- **Your task**
If a line of the material contains "icon", copy it.

- **Data shown**
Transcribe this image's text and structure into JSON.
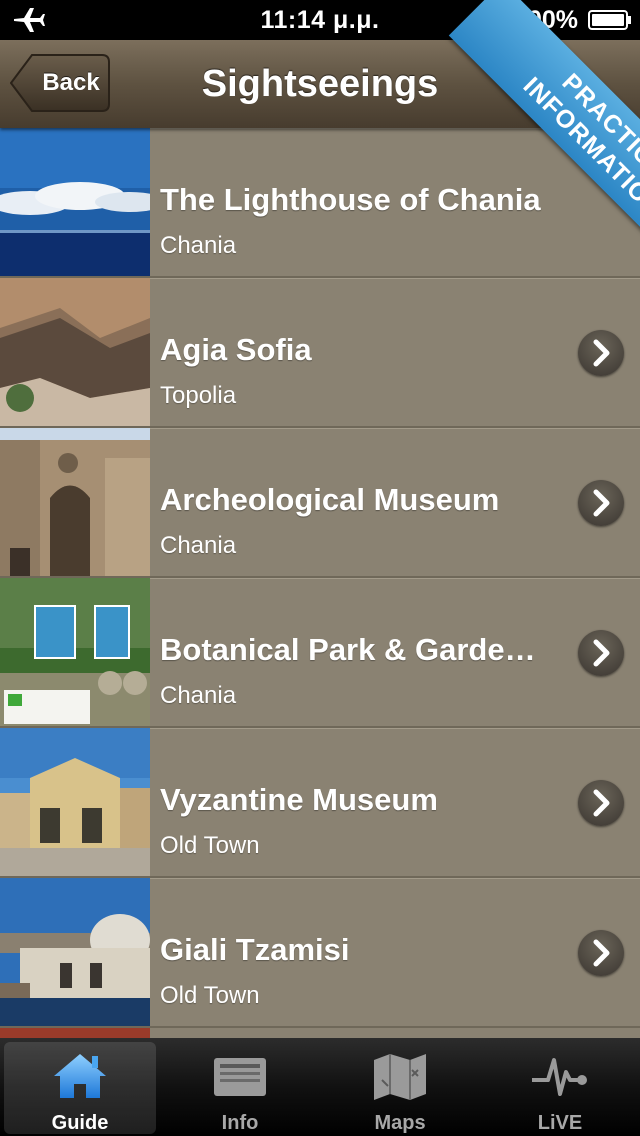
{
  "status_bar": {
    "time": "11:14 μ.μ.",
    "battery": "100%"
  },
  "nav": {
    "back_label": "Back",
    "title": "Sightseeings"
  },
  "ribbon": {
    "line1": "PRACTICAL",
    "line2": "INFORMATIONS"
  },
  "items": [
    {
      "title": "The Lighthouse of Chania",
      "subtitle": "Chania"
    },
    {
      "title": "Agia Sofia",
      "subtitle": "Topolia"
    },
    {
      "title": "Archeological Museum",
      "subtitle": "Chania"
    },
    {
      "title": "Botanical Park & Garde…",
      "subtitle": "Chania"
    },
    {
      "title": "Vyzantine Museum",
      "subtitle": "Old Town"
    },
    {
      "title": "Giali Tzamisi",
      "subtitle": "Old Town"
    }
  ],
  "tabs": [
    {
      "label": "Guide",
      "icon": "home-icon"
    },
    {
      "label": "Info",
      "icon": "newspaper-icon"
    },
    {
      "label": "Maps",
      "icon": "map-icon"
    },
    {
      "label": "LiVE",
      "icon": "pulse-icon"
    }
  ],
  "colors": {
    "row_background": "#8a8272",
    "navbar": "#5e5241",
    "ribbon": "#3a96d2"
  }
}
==
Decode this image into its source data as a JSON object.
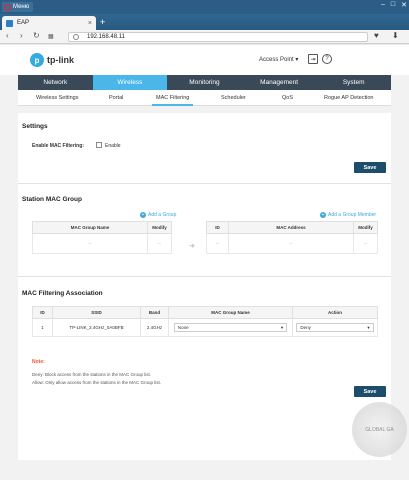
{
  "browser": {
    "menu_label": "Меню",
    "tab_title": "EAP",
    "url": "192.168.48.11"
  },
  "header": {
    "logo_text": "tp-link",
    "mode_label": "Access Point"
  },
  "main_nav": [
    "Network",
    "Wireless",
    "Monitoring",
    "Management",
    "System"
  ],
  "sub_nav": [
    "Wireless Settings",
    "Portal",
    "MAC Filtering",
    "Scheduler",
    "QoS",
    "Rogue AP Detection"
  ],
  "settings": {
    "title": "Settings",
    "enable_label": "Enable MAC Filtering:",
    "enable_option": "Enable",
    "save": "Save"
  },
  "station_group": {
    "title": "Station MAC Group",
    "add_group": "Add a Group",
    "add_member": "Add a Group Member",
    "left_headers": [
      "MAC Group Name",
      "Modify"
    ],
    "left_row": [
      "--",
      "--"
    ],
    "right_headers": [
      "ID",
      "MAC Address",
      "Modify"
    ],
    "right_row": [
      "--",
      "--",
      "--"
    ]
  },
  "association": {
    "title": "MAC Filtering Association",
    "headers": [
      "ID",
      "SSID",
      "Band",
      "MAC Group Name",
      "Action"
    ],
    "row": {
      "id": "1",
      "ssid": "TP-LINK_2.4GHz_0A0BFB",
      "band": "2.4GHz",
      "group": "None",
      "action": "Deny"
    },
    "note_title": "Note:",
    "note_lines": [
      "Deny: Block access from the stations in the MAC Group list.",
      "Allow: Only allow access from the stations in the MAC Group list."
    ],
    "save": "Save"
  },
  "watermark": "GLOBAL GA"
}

- **Answer**
      "icon": "home-icon"
      "icon": "newspaper-icon"
      "icon": "map-icon"
      "icon": "pulse-icon"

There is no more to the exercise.